Confession: I am a work method junkie. If there is a book on strategies or experiences to make life more efficient or productive, I tend to like reading it. Even if the content reveals that many tricks are already familiar or a part of my own routine, I find it inspirational to learn how others have mastered their time or goals and achieved something. At the end of the Gregorian Calendar, I like to put aside my academic reading and writing routine aside for a couple of days to re-evaluate how I work. Over the last couple of days, I have read Cal Newport's Deep Work: Rules for Focused Success in a Distracted World (2016). Many of his strategies, including deep thinking during walks to work or scheduling uninterrupted times for concentrated work, are methods that I have also come to find useful in my life. Although there was little new that I picked up from this book, as a strong believer in the power of deep, concentrated, and undistracted work, I found this book interesting enough to finish. 

My own use of concentrated and devoted work time stems from my experiences of growing up in Japan. In this structured and disciplined country, it is common for the general public to have respect to those who devote their entire life to one specialty. This level of devotion is really difficult to find in the United States. Here, it seems that popularity of ideas and topics change by the minute. There is an unsettling amount of rapid change that takes place. If you can't keep up, you are definitely going to fall behind, at least in certain circles of society. 
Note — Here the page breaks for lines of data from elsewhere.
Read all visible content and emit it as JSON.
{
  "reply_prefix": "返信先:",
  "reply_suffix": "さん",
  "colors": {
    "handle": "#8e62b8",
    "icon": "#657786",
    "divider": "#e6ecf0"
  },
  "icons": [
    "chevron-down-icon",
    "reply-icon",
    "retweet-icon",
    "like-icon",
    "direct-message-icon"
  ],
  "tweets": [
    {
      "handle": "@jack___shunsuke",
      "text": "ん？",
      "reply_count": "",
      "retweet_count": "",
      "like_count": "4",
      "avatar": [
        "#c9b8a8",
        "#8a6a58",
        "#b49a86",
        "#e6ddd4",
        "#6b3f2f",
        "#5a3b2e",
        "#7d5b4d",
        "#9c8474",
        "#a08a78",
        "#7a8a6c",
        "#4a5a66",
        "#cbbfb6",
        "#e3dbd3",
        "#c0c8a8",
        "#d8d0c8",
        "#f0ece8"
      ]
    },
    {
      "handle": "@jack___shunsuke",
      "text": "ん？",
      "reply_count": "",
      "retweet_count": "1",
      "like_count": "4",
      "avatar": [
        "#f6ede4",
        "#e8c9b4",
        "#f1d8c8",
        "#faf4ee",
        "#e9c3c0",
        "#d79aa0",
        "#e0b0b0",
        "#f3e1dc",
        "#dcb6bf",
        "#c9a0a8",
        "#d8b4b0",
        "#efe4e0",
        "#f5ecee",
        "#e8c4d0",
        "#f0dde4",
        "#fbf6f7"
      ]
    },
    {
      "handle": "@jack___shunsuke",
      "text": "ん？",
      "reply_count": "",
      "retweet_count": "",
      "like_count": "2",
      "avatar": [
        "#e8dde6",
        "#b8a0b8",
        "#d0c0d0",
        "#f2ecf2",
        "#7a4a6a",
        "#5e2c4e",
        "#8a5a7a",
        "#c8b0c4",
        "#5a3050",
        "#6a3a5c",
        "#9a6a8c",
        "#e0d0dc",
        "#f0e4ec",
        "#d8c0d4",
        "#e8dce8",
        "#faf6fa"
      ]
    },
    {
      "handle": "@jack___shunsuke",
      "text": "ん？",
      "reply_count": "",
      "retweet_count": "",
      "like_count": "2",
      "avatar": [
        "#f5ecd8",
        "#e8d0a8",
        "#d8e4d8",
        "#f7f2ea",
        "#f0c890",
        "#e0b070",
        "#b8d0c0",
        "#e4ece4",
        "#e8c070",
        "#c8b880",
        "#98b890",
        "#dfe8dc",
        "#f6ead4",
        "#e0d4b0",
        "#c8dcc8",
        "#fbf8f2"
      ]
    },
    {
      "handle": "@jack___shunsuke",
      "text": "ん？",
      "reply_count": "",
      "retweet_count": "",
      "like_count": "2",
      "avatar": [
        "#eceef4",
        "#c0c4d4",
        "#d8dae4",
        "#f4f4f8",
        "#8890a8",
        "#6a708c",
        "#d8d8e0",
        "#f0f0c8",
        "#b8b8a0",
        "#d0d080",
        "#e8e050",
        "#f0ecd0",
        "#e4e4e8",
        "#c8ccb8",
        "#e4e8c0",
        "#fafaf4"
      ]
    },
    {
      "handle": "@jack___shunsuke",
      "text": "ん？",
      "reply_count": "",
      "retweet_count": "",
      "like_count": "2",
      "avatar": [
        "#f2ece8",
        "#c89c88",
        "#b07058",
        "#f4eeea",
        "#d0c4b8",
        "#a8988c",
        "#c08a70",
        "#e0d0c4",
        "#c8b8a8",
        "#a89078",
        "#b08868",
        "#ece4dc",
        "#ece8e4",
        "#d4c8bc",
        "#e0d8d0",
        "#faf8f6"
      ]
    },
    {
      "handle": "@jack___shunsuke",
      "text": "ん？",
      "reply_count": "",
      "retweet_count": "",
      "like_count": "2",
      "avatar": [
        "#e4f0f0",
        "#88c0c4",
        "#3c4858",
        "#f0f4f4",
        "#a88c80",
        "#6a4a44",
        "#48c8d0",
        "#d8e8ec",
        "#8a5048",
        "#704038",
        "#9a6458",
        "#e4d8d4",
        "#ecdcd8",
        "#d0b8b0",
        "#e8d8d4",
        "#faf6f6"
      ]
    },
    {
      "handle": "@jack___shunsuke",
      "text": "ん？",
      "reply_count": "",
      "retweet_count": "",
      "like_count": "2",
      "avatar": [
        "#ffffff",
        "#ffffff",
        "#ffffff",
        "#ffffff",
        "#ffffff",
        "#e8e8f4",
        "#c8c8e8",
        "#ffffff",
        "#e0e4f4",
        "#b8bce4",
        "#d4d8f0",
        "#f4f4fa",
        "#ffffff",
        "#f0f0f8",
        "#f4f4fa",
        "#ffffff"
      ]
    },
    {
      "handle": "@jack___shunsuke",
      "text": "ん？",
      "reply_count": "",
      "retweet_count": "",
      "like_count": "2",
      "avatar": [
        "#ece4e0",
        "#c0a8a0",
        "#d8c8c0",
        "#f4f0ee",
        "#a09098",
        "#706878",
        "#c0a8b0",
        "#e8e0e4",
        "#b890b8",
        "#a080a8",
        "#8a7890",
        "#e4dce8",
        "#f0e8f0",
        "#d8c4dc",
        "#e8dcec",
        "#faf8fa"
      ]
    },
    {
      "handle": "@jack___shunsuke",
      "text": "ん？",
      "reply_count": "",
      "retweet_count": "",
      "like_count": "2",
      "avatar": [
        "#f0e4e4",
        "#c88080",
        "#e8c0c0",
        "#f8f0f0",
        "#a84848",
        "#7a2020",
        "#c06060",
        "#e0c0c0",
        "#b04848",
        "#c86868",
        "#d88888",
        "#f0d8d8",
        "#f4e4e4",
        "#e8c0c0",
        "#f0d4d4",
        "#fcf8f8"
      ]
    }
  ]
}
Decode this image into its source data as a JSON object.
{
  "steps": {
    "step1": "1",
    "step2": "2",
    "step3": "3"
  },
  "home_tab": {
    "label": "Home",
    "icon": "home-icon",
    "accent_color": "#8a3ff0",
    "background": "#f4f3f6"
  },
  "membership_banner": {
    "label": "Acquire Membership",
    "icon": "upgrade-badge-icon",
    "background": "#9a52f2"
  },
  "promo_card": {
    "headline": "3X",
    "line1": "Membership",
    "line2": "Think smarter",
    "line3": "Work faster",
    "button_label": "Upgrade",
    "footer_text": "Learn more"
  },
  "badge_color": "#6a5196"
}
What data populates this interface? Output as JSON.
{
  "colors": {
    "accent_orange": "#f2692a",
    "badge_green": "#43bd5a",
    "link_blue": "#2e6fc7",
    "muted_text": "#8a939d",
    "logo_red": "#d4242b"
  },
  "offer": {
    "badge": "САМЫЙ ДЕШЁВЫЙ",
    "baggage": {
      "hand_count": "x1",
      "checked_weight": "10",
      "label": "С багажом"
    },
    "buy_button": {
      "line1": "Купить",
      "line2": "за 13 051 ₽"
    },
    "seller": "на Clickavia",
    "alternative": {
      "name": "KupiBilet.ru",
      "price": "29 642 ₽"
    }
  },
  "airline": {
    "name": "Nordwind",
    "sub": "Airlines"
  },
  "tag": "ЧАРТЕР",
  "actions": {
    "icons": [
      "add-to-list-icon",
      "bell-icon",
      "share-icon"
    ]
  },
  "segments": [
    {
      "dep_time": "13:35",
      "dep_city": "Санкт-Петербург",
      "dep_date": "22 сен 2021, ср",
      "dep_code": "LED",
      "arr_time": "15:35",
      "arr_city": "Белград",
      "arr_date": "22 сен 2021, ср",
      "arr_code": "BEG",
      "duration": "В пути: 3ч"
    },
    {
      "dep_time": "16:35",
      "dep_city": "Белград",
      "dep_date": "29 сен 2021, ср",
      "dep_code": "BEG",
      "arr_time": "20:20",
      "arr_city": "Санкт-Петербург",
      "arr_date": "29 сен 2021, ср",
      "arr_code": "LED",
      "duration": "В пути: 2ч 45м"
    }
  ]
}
However, from the number of books and movements of focused and purposeful living strategies that can be found on the internet and littered in the bookstores, perhaps this is changing here. I have noticed some seeking to find calm in their lives through meditation. Others have finally understood that fast and constant change is not always a sign of productivity. There are, it seems, small but significant changes that might be taking place in the mentality of work ethics here in the US.

In many ways I feel that in the last year I was able to find a new level of working strategies that work for me, especially as I meticulously documented my work methodology throughout the summer of 2016. By keeping record of how many words I write during a 365 day period, I now have a good idea for how much writing that I am capable of accomplishing within this time. I know, for example, that I could write more if necessary. At this experimental level, I have come to understand that my 30,000 words a year word count is more of a minimum requirement than a maximum outcome. In my current work situation, writing more than this would require more isolation from friends and family -- something that I am not willing to give up at this moment. But at a later date, when I need to be producing more writing, I am confident that I can find methods of doing so.

I have not read the book by Maggie Berg and Barbara Seeber, The Slow Professor: Challenging the Culture of Speed in the Academy (2016), but would guess that I would resonate with its contents as well. Slowing down and paying attention to the details of my work will be a goal that I will aim to achieve in 2017. During my undisturbed Fridays, I will continue to strive and find at least four solid hours of undistracted time for writing and thinking through problems that I cannot handle during my otherwise busy work week. During the week, it is only possible for me to find around two hours a day -- enough to get some concentrated work done but not enough to make the type of progress I want at the moment. 

Two years from the completion of my doctorate, I feel that I have found a new way of working as I begin my career. I still have places of refinement that need to take place and 2017 will be a year of discovering small habits that I will add to the over-all methods that I have established so far.